rules that are unrelated to moral or ethical considerations. Either these standards are not
necessarily linked to morality or by nature lack ethical sense. Basic examples of non-
moral standards include rules of etiquette, fashion standards, rules in games, and various
house rules.

2. Differentiate moral and non-moral standard.

Moral standards are norms that individuals or groups have about the kinds of
actions believed to be morally right or wrong, as well as the values placed on what we
believed to be morally good or morally bad. Moral standards normally promote “the
good”, that is, the welfare and well-being of humans as well as animals and the
environment. Moral standards, therefore, prescribe what humans ought to do in terms of
rights and obligations.

According to some scholars, moral standards are the sum of combined norms and
values. In other words, norms plus values equal moral standards. On the one hand, norms
are understood as general rules about our actions or behaviors. For example, we may say
“We are always under the obligation to fulfill our promises” or “It is always believed that
killing innocent people is absolutely wrong”. On the other hand, values are understood as
enduring beliefs or statements about what is good and desirable or not. For example, we
may say “Helping the poor is good” or “Cheating during exams is bad”.

Non-moral standards refer to standards by which we judge what is good or bad and
right or wrong in a non-moral way. Examples of non-moral standards are standards of
etiquette by which we judge manners as good or bad, standards we call the law by which
we judge something as legal or illegal, and standards of aesthetics by which we judge art
as good or rubbish. Hence, we should not confuse morality with etiquette, law, aesthetics
or even with religion.

As we can see, non-moral standards are matters of taste or preference. Hence, a

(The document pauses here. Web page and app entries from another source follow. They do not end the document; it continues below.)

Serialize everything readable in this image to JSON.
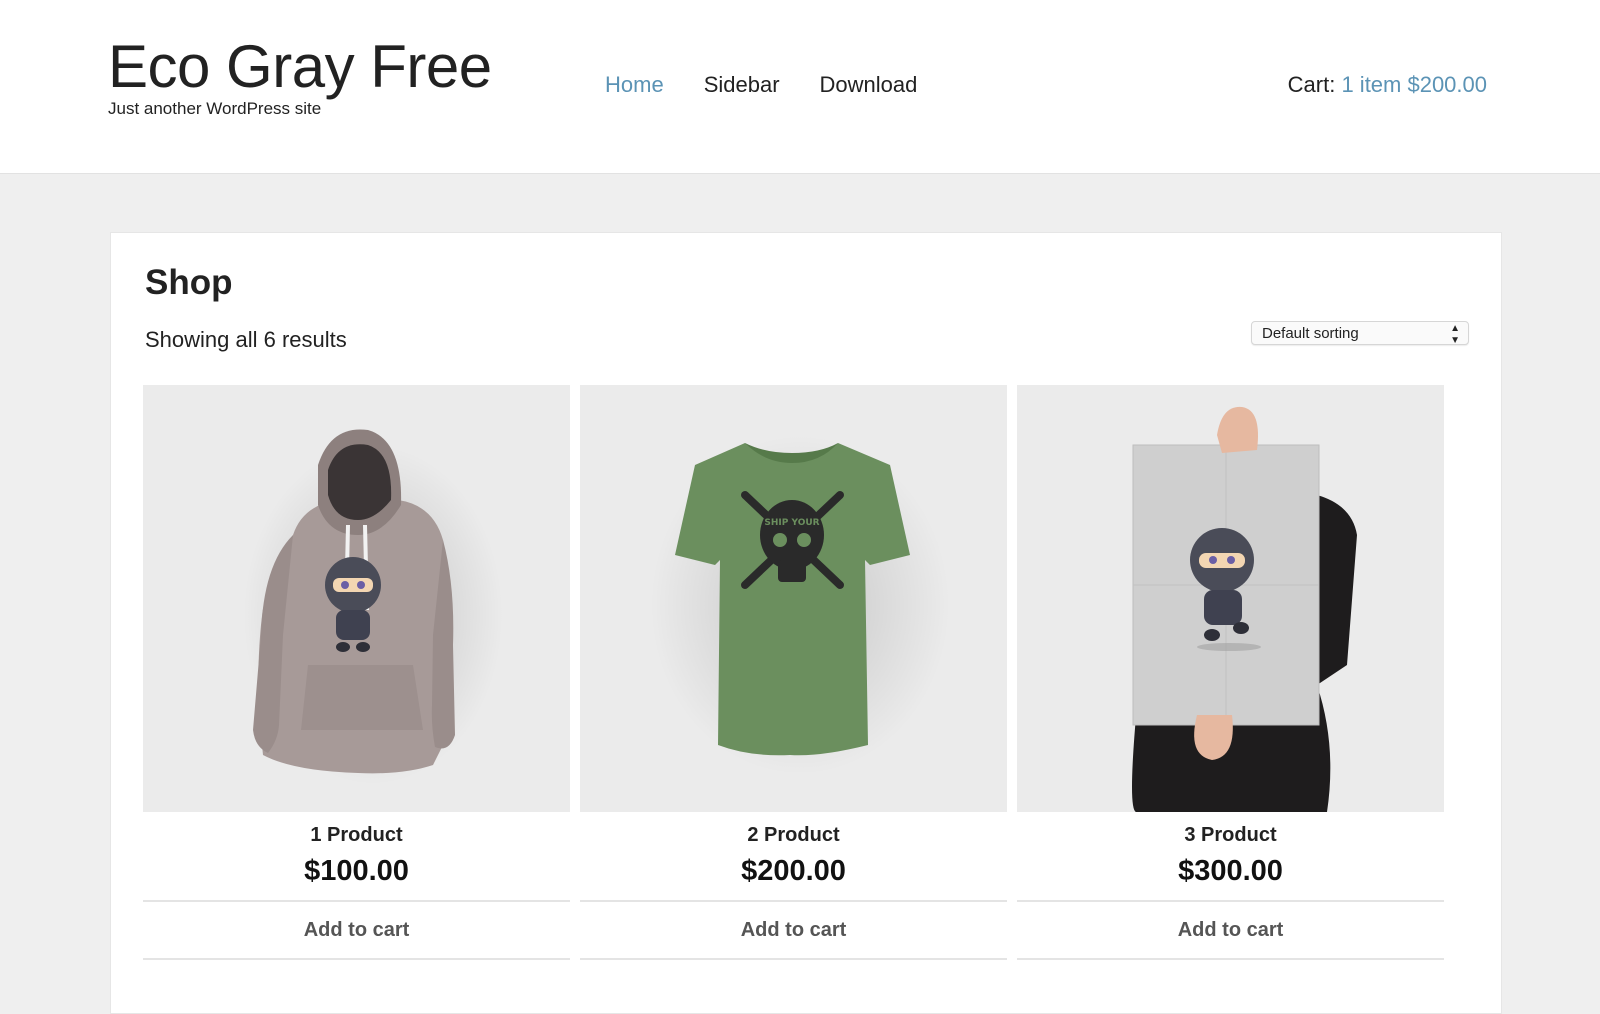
{
  "header": {
    "site_title": "Eco Gray Free",
    "tagline": "Just another WordPress site",
    "nav": [
      {
        "label": "Home",
        "active": true
      },
      {
        "label": "Sidebar",
        "active": false
      },
      {
        "label": "Download",
        "active": false
      }
    ],
    "cart_label": "Cart:",
    "cart_link": "1 item $200.00"
  },
  "main": {
    "title": "Shop",
    "results_text": "Showing all 6 results",
    "sort_selected": "Default sorting",
    "products": [
      {
        "name": "1 Product",
        "price": "$100.00",
        "button": "Add to cart",
        "image": "hoodie-image"
      },
      {
        "name": "2 Product",
        "price": "$200.00",
        "button": "Add to cart",
        "image": "tshirt-image"
      },
      {
        "name": "3 Product",
        "price": "$300.00",
        "button": "Add to cart",
        "image": "poster-image"
      }
    ]
  },
  "colors": {
    "link": "#5b93b5",
    "page_bg": "#efefef",
    "hoodie": "#a79a98",
    "tshirt": "#6b8f5e"
  }
}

scrupulous observance of these types of standards does not make one a moral person.
Violation of said standards also does not pose any threat to human well-being.
Finally, as a way of distinguishing moral standards from non-moral ones, if a
moral standard says “Do not harm innocent people” or “Don’t steal”, a non-moral
standard says “Don’t text while driving” or “Don’t talk while the mouth is full”.

3. Think of your certain experience and then tell it is a moral experience.


4. What are moral dilemmas?

A moral dilemma may be described as a situation where one seems morally


obliged to do two different acts but for some reason or other he cannot do both. He is
between two strong obligations where doing one directly opposes the other.

5. Three level of moral dilemmas.

Level 1 (Pre-Conventional)
1. Obedience and punishment orientation
(How can I avoid punishment?)
2. Self-interest orientation
(What's in it for me?)
(Paying for a benefit)

Level 2 (Conventional)
3. Interpersonal accord and conformity
(Social norms)
(The good boy/girl attitude)
4. Authority and social-order maintaining orientation
(Law and order morality)

Level 3 (Post-Conventional)
5. Social contract orientation
6. Universal ethical principles
(Principled conscience)